Ottawa advised citizens against nonessential foreign travel, moved to funnel international flights into a few select airports and banned cruise ships carrying more than 500 people from ports until the end of June.
The Bank of Canada slashed its overnight rate for the second time in nine days, and the government said it would offer 10 billion Canadian dollars ($7.2 billion) in credit support to businesses. Bank of Canada Gov. Stephen Poloz and Finance Minister Bill Morneau held an unprecedented joint news conference to announce the moves.
In an outdoor news conference held in front of his Ottawa residence, where he will spend the next two weeks working, Trudeau promised financial aid for Canadians.
“We do not want any Canadian to have to worry about whether or not they’re going to be able to pay their rent, whether or not they’re going to be able to buy groceries, or care for their kids or elderly family members,” Trudeau said.
“The government of Canada will be introducing a significant fiscal stimulus package in the days ahead.”
Canada has nearly 200 cases of the virus, with one death. British Columbia reported 11 new cases on Friday, up from 53 on Thursday, including a “cluster” of three in a North Vancouver hospital. Seven of Canada’s 10 provinces have recorded infections of the respiratory illness.
Canada’s chief medical officer urged citizens to avoid all nonessential travel abroad and said travelers returning home should consider self-isolation, even if they are not coming from one of the hot spots.
“This is a serious public health threat, as well as a crisis,” Health Minister Patty Hajdu told reporters.

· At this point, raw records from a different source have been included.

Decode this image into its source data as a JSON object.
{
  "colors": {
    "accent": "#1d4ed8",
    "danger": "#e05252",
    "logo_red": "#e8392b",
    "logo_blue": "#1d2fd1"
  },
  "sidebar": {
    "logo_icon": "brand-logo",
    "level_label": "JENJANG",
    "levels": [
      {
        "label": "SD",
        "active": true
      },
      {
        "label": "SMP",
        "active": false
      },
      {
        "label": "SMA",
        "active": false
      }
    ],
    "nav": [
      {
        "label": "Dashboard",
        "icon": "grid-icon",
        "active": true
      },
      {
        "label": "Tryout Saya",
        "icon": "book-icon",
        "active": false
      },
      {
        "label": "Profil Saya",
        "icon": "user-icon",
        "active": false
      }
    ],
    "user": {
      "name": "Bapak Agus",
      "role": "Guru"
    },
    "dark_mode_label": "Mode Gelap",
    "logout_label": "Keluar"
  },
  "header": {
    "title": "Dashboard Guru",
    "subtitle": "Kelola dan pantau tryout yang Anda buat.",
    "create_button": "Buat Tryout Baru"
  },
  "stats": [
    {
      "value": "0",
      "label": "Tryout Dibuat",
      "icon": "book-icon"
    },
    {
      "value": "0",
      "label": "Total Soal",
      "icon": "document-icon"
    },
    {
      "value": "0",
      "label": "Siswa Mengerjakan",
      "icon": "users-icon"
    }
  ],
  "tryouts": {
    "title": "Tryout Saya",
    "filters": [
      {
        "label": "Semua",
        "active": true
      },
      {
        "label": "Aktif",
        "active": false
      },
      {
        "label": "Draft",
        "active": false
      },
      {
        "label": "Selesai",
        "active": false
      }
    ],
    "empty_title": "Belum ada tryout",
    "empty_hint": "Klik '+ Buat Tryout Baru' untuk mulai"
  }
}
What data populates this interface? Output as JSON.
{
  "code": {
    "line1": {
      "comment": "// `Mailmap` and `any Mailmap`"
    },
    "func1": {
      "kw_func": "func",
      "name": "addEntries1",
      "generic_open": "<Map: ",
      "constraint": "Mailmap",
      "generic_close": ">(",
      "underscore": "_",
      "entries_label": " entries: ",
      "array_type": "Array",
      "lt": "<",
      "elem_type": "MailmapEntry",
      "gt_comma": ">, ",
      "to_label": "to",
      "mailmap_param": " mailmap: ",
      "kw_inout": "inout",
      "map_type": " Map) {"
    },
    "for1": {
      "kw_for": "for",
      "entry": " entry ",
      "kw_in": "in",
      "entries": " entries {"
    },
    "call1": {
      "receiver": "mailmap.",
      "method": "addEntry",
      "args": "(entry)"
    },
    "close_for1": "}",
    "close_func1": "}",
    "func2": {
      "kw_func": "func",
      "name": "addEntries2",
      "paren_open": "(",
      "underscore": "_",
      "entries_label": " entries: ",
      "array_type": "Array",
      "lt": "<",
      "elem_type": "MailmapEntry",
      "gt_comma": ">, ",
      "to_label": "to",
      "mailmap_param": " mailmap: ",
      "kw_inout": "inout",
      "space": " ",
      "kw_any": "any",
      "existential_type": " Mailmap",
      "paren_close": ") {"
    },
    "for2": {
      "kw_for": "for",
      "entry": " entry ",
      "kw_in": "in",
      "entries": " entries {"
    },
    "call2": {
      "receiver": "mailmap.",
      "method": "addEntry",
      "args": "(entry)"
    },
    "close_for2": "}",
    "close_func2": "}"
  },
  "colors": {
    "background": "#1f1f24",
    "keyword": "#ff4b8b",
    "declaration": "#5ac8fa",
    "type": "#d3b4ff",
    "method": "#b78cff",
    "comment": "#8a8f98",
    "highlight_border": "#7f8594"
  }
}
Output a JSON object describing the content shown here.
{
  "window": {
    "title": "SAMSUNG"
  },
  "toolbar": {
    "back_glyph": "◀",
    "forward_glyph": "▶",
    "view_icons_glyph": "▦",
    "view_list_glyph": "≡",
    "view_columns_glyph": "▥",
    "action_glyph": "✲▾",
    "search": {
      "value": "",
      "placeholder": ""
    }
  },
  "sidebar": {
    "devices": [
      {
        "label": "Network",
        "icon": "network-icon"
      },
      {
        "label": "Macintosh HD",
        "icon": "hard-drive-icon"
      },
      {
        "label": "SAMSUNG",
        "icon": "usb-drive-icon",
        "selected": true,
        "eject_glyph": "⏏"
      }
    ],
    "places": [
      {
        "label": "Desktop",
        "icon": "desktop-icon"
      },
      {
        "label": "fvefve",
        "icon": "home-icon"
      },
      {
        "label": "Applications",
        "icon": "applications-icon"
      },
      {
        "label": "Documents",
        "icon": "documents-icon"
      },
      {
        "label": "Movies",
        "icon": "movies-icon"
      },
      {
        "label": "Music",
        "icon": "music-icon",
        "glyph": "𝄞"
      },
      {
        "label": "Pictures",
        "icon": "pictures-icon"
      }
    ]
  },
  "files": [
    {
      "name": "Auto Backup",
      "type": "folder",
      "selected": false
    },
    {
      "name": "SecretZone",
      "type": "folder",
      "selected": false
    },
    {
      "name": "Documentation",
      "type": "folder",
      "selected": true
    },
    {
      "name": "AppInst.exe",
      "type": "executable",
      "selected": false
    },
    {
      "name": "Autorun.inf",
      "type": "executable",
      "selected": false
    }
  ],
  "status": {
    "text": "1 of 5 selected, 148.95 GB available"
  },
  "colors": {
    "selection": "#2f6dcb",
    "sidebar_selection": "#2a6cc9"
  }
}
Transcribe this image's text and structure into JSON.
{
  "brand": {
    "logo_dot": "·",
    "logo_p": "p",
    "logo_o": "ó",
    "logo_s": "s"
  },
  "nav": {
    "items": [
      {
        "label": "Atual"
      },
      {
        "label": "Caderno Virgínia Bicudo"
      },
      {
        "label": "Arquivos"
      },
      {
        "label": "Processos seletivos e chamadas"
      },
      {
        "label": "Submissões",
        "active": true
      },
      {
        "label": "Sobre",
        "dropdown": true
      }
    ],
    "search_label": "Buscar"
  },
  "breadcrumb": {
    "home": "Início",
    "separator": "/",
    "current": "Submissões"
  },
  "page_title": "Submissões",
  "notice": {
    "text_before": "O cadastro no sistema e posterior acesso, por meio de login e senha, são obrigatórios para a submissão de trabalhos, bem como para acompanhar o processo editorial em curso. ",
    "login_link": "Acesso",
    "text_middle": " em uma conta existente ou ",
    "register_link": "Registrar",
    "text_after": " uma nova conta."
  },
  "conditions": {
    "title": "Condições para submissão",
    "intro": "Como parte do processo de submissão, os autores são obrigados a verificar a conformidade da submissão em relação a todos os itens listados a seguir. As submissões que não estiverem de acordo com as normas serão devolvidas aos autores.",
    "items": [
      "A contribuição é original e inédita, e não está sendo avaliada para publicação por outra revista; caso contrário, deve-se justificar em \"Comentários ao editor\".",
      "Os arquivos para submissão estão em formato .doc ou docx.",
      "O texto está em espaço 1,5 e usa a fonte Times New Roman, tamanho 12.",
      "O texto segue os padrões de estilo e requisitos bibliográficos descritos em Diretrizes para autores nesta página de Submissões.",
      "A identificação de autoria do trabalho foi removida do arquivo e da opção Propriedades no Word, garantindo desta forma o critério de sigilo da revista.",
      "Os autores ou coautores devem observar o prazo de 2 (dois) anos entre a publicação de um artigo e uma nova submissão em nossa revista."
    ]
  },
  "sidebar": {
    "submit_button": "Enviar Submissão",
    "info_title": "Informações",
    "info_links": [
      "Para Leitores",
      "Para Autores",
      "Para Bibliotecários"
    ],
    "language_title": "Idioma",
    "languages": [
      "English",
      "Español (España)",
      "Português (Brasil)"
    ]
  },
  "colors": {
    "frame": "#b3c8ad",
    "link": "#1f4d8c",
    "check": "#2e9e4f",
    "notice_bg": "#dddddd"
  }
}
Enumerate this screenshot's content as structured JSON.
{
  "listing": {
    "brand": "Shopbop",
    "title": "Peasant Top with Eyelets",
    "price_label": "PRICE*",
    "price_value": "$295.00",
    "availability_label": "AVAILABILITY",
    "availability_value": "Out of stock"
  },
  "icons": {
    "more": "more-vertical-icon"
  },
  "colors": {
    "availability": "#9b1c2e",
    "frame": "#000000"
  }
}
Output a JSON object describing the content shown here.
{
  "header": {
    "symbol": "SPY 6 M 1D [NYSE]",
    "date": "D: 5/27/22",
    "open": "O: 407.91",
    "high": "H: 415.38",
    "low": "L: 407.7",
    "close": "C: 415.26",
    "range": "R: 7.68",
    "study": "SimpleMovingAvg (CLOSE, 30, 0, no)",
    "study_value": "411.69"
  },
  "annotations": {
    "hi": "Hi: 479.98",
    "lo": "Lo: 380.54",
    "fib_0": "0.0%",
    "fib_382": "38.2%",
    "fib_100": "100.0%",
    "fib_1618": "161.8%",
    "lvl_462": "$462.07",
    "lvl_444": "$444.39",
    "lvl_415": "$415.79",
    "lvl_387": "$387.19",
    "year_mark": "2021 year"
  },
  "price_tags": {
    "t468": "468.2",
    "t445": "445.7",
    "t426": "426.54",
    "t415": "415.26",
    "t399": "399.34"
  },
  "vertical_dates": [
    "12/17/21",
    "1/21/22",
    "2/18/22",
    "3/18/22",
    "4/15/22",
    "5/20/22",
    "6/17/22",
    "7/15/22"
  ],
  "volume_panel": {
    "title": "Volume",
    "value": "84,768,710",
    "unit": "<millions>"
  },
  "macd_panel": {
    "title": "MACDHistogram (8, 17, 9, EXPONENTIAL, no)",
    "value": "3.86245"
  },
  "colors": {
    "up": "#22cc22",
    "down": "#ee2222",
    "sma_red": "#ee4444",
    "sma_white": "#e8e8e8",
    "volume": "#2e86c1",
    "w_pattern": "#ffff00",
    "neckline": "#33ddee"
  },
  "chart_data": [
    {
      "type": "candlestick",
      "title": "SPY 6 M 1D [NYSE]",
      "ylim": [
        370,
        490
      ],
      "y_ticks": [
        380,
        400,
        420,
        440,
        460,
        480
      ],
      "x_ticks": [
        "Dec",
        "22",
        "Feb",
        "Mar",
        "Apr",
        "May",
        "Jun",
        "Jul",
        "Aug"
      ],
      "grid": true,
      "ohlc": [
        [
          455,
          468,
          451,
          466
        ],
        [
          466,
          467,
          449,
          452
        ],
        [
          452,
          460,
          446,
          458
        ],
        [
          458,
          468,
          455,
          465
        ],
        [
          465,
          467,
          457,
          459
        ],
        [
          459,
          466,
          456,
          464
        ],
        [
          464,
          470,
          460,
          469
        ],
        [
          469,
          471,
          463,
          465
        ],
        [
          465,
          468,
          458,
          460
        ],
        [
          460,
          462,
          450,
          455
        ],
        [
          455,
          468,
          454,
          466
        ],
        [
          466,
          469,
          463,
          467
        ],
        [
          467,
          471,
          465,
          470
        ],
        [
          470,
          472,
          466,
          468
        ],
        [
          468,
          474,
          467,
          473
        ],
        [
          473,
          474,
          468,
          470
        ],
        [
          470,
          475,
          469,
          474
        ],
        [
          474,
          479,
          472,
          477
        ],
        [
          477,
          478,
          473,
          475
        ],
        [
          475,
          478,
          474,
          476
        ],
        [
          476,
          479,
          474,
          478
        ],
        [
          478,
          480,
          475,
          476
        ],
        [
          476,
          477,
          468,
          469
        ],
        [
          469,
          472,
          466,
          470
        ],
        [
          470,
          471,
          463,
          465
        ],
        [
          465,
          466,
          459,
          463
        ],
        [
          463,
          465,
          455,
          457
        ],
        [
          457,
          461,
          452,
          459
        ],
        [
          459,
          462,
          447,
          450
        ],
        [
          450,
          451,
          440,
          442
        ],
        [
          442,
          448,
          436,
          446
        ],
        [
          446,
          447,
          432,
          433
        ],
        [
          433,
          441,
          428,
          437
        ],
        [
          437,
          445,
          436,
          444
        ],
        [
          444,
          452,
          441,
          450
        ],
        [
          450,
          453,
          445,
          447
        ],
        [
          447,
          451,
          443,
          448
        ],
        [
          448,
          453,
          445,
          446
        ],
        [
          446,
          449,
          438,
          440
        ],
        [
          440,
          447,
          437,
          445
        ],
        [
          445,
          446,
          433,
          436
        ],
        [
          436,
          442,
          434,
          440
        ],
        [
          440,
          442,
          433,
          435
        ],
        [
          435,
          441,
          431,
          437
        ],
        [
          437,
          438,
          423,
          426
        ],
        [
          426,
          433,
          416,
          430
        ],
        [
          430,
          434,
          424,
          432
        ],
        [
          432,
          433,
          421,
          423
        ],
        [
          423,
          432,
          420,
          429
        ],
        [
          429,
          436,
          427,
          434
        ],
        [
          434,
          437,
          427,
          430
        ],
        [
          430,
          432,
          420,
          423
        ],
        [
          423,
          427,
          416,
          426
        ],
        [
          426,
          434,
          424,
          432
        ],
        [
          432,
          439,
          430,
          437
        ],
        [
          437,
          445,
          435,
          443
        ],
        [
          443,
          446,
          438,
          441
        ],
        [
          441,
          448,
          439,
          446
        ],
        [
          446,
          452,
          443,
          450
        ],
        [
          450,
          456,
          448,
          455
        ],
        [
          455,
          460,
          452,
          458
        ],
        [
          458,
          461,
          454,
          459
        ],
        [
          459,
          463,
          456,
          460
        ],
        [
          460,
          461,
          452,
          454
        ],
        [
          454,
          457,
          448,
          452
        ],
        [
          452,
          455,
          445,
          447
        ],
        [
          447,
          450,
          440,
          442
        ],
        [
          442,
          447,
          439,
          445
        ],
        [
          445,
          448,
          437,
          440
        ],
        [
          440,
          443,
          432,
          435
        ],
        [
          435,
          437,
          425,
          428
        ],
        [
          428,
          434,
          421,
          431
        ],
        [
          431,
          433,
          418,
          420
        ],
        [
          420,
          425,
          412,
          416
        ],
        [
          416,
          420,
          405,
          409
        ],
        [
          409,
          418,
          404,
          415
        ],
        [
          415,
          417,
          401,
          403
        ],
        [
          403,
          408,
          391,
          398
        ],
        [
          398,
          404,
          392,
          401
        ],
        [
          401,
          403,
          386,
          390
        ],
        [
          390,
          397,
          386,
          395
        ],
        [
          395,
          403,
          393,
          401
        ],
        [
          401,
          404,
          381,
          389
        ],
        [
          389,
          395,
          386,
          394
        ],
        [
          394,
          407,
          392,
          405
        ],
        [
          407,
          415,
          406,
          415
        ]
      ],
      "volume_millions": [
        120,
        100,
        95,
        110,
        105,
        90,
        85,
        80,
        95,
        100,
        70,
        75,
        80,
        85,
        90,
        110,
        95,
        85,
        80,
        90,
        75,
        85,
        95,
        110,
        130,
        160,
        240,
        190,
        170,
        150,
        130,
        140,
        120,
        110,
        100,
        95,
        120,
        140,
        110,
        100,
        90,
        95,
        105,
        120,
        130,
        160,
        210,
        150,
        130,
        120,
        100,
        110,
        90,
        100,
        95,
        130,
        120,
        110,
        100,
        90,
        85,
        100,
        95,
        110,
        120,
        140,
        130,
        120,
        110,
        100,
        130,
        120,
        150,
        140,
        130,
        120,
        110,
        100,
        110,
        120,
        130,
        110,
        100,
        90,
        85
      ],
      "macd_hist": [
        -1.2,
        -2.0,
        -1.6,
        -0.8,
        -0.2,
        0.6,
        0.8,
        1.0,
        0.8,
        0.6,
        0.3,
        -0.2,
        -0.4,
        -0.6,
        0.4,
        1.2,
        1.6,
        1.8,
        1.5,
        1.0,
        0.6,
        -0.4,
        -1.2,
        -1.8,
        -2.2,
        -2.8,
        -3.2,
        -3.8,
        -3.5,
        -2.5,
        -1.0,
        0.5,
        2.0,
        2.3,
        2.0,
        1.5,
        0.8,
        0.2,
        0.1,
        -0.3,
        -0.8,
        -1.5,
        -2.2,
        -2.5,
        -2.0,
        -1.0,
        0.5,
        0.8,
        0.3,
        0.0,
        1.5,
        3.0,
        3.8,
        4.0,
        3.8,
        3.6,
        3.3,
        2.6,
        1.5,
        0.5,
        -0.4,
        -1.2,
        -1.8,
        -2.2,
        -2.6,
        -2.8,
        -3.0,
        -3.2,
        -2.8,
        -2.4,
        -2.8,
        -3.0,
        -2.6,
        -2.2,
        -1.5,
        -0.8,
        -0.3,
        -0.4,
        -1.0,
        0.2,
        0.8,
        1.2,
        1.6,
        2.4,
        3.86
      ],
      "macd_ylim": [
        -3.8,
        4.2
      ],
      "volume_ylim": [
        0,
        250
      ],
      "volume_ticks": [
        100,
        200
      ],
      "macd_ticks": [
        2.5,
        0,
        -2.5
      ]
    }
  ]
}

All national museums are closing on Saturday until further notice, and federal department heads in the public administration have been told to be as flexible as possible in allowing people to work from home.
British Columbia and Ontario banned all public gatherings of more than 250 people. Quebec canceled school for two weeks starting Monday and Manitoba for three weeks starting March 23.
The new budget, which was supposed to be presented on March 30, will be delayed and no new date has yet been set. However, Morneau said he would present a stimulus package next week.
“These are extraordinary times and that means we are ready to take extraordinary measures,” said Morneau. “We are going to do whatever it takes to protect Canadians and keep our economy strong.”
Trudeau’s government is mulling a multibillion-dollar package for industries most hit by the outbreak, including airlines, a source directly familiar with the matter told Reuters. It would allow provinces to take action to support families, workers and employers, said the source said, who requested anonymity given the sensitivity of the situation.
Trudeau announced on Thursday that he would be in isolation for as much as two weeks after his wife, Sophie, became infected with the virus.
Trudeau said he was feeling well, and Sophie was “doing fine.”
“She’s basically got mild, flu-like symptoms. She’s getting lots of rest, drinking lots of fluids,” he said.